I came upon them, every 40 miles or so. Back in history there was an established town there. At least I would guess that’s why the map showed a name. They were now nothing but tumbleweeds and rock. My journeying wasn’t limitless, the tank only holds so much. This road is much longer than I had thought it to be. The fuel stops I hoped where there; weren’t. I motored forward into the young desert night, not knowing when I might run out and then how soon help might arrive.
This is the sort of place that isn’t on the way to anywhere. Most people wouldn’t have a reason to be this far out in the desert. I knew I would need to be on-guard if stranded here… Finally, after a couple long hours watching the needle of my gauge dropping, I drove up to a general store. There were gas pumps with electricity. A 4×4 highway patrolman sat across the road. But sadly the place was locked up, and pumps on the fritz. Dang, I had to pee…
Nothing to do, but head back out there, now with less than a quarter tank, I still had miles to go. My nervousness was on constant increase on that last stretch heading into Arizona. The pastel pinks and purples of the clear sky darkened into navy then midnight blue. In the distance I finally saw tiny spots of yellow, it was Parker, a real city perched alongside the Colorado River.
I don’t think I had but a few fumes left, when I pulled into the Terrible’s Quick Stop and let Roxy out the back. I was hungry from a long day on the road. I still had to find a place to camp for the night. I narrowly avoided being stuck in that desert. It was real relief to hear fuel gushing through the hose.
I drove around 3800 miles on that trip from Princeton, KS to San Diego and back. That late evening blast across the sandy moonscape of California was maybe my favorite of the trip. It was a bookended moment in time that etched itself into memory. I was enchanted with the area. I was maybe in actual danger. I drove along a razor’s edge at 80mph and damn, it was fun.
My life here at home is pretty pedestrian in comparison to that night. I have routines and awesome moments with my girls and I’m glad that I don’t fear for our safety here. I wouldn’t want a Mad Max existence, barreling around constantly in battle for survival. On that night though, I began to question the boundaries of my safety net. I powered myself right into that problem, and luckily coasted on out.
Memories are hard to make, when everything is perfect. Those times when it all goes right, can be somehow forgettable. Like I said back on the first line of this story, when I daydream, I find myself way out there, so far from home and uneasy in my seat. That was an experience of real adventure and the impression upon the mind is vivid.

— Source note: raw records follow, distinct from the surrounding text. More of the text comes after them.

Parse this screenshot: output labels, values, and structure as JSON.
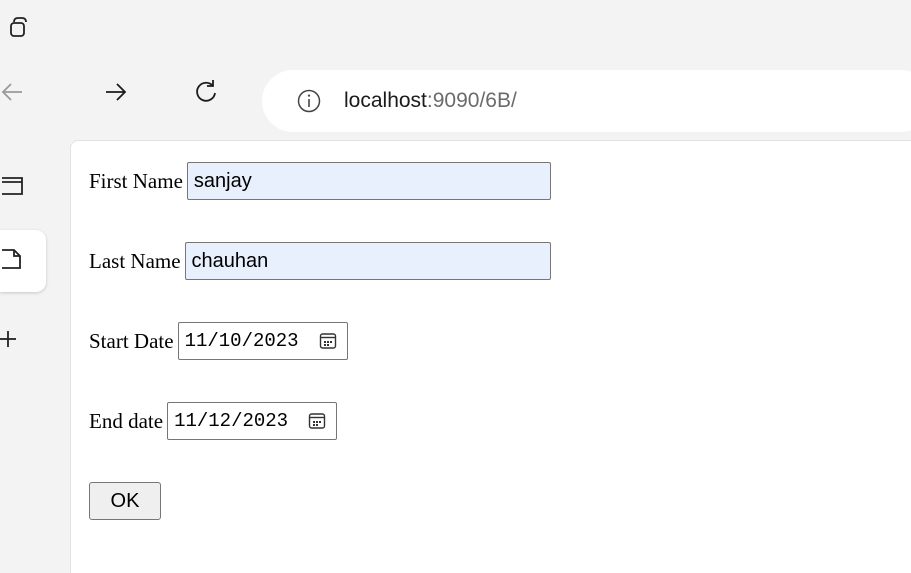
{
  "browser": {
    "url_host": "localhost",
    "url_path": ":9090/6B/",
    "icons": {
      "workspace": "workspace-icon",
      "back": "back-arrow-icon",
      "forward": "forward-arrow-icon",
      "refresh": "refresh-icon",
      "info": "info-icon",
      "tab_actions": "tab-actions-icon",
      "page_tab": "page-icon",
      "new_tab": "plus-icon"
    }
  },
  "form": {
    "first_name_label": "First Name",
    "first_name_value": "sanjay",
    "last_name_label": "Last Name",
    "last_name_value": "chauhan",
    "start_date_label": "Start Date",
    "start_date_value": "11/10/2023",
    "end_date_label": "End date",
    "end_date_value": "11/12/2023",
    "ok_label": "OK"
  },
  "colors": {
    "autofill_bg": "#e8f0fe",
    "chrome_bg": "#f3f3f3",
    "input_border": "#767676"
  }
}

Scarcity can be so satisfying in hindsight. I did make it through; there was no disaster at all. I probably had a mile or two to spare even. I entertained more fear than necessary. It was special though, that drive across nowhere.
Without surprises, those other segments of the trip were curiously forgettable. All those well-fueled and carefully planned miles I navigated fade into the mundane. I guess it’s ironic, to think I spend a lot of my energy planning to avoid life’s problems…
I guess the moral of this one, is to appreciate the unrest, the lack and the will to drive where others don’t. These might just be the only memories to cherish someday. The ‘normal’ ones could blow away like the dust, in the wind.
Until next week my friends, take yourself out there, where no one else will go, and enjoy every minute of it.